WHAT YOU ARE ASKED TO DO: Show the lines of the material that contain the word "title".

EXTRACTED ENTRIES:
------------------------------------------------

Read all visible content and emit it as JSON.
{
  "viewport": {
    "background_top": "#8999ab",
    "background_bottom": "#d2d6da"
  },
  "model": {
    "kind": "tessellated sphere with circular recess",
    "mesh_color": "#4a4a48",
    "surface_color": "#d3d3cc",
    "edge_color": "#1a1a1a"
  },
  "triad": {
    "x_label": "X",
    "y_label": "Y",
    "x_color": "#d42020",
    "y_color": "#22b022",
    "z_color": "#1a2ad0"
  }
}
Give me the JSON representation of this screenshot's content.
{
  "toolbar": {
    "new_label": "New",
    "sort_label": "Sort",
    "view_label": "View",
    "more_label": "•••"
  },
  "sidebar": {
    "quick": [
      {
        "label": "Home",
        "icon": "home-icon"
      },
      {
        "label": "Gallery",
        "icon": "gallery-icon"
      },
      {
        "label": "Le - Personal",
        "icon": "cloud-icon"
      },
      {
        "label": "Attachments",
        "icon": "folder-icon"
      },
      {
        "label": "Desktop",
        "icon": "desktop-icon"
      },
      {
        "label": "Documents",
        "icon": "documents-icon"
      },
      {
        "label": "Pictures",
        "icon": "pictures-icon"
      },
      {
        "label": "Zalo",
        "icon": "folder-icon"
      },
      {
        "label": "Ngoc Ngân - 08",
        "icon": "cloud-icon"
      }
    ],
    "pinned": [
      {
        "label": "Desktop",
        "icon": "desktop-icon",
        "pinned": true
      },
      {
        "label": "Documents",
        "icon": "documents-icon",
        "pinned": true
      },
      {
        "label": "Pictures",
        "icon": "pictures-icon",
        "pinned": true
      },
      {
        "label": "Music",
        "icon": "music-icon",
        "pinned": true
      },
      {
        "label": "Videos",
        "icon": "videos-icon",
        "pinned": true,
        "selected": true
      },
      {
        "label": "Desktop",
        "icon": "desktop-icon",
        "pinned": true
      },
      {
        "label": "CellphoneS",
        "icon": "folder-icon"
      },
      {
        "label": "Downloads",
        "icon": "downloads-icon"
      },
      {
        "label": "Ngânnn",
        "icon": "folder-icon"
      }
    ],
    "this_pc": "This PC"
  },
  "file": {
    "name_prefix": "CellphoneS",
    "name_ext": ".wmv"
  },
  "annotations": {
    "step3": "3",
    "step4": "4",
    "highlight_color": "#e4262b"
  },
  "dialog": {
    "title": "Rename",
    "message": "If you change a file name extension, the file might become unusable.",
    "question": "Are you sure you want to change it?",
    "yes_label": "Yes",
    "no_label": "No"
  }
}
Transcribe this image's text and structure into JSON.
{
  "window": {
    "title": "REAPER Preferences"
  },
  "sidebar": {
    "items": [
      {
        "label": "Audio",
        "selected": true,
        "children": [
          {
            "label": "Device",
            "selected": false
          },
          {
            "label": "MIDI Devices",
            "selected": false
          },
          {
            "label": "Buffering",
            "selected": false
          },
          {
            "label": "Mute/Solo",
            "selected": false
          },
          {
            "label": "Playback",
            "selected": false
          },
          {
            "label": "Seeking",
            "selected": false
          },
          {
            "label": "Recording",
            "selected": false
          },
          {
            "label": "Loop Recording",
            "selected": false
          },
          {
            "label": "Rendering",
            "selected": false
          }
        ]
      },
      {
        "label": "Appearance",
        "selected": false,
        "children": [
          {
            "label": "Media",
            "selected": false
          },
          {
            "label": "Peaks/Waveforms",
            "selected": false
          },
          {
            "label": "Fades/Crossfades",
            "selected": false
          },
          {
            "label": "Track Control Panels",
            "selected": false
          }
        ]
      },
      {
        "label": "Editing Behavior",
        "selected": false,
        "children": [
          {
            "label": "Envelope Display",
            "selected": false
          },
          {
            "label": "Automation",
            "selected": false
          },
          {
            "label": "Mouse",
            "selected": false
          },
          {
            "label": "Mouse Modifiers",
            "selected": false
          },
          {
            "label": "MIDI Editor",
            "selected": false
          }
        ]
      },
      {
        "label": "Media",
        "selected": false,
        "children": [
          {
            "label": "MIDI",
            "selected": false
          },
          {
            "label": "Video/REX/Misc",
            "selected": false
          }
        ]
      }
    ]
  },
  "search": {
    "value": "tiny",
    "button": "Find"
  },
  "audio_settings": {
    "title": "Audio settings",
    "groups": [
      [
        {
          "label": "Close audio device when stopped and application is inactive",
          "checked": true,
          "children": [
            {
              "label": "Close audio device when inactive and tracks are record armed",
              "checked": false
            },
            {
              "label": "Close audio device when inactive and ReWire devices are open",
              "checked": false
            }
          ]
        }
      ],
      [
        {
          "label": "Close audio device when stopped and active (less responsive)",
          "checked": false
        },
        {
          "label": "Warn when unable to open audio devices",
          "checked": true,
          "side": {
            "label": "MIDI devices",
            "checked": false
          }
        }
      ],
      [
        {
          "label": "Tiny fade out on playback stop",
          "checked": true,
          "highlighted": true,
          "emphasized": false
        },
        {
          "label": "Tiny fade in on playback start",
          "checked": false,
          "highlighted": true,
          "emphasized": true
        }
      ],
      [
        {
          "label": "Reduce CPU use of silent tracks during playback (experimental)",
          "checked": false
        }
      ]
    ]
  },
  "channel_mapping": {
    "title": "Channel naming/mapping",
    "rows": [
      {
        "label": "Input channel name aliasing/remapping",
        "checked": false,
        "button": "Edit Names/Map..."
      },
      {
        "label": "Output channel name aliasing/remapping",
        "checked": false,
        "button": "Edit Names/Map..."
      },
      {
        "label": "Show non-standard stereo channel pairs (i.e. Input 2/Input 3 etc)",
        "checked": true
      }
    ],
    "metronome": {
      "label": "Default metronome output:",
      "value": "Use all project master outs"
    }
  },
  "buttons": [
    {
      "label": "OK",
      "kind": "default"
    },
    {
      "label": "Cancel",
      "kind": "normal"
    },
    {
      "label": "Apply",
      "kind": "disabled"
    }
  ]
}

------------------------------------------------

RESPONSE AREA:
    "title": "Rename",
    "title": "REAPER Preferences"
    "title": "Audio settings",
    "title": "Channel naming/mapping",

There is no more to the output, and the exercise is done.